Data about app and page elements:
==========

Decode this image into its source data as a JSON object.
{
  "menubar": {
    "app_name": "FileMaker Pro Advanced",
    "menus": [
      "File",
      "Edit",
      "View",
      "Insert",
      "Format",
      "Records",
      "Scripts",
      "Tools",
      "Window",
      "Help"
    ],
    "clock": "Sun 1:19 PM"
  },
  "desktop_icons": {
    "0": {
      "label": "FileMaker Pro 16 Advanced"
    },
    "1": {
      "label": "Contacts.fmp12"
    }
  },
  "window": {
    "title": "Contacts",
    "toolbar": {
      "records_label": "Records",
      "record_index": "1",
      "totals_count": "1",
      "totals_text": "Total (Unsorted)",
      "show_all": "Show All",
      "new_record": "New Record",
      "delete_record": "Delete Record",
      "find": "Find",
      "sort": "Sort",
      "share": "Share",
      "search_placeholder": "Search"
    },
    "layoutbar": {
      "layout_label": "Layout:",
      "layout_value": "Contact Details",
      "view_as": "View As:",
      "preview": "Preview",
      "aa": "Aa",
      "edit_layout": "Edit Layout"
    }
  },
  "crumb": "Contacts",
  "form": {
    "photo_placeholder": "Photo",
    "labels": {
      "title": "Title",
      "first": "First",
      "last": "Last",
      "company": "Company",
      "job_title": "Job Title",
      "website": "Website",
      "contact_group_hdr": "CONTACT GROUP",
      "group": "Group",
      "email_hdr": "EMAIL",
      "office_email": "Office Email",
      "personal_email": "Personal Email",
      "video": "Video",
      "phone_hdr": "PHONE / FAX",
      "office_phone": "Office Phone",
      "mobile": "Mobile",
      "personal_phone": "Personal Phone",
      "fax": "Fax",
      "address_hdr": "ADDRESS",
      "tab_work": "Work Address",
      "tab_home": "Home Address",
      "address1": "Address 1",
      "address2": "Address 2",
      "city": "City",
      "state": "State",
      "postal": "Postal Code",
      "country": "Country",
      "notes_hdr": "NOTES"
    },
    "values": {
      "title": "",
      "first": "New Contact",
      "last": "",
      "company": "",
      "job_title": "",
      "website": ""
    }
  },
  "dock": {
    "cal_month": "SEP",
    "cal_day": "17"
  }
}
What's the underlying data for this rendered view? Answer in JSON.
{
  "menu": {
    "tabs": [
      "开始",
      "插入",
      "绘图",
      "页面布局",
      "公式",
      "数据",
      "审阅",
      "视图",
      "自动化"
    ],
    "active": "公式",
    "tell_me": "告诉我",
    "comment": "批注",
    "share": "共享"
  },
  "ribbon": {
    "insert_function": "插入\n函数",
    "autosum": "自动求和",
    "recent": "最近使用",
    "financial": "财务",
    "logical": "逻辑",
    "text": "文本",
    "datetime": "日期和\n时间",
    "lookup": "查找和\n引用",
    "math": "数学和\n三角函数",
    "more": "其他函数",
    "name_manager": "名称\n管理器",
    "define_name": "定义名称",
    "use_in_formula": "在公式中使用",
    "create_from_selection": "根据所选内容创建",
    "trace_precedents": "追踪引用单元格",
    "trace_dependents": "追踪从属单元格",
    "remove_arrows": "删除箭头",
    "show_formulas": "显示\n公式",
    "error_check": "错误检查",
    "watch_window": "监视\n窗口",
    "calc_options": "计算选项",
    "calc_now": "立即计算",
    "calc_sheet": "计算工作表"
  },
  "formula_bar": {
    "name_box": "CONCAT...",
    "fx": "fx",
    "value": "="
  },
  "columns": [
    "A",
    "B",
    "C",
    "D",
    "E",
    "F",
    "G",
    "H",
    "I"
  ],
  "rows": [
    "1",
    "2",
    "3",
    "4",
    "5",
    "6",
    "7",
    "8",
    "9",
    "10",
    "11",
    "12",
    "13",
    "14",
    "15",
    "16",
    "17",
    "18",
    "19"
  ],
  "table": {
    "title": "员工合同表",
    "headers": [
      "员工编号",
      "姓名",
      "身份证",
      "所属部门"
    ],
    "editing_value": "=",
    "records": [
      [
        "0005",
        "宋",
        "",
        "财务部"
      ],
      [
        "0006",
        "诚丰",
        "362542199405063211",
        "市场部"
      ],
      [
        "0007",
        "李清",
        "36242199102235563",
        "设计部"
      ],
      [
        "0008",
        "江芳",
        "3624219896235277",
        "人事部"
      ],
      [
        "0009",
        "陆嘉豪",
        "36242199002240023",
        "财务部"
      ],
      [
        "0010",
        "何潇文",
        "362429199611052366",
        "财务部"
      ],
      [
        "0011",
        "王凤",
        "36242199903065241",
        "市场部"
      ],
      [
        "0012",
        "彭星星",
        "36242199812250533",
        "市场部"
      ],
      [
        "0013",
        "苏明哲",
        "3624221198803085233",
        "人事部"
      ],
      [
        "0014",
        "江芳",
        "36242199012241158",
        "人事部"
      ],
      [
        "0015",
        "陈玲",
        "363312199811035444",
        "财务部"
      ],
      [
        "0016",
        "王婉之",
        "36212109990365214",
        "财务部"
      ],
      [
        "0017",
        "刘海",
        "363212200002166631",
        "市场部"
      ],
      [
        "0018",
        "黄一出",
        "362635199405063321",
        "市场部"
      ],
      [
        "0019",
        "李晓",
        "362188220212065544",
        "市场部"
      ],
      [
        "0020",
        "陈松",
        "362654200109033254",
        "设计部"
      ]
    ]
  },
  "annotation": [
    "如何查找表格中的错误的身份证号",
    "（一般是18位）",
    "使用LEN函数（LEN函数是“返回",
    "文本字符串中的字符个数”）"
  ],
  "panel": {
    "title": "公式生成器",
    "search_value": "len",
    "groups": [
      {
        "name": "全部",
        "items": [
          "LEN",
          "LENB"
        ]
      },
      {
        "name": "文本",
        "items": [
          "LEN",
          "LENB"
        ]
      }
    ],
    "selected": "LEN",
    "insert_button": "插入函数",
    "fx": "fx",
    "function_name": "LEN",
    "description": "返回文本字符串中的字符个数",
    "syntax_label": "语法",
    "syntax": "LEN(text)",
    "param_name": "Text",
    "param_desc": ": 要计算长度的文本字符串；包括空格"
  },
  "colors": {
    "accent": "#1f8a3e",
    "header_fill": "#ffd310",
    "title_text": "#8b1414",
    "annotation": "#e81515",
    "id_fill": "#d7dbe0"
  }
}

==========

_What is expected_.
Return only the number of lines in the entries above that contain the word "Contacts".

_Result of the exercise_.
3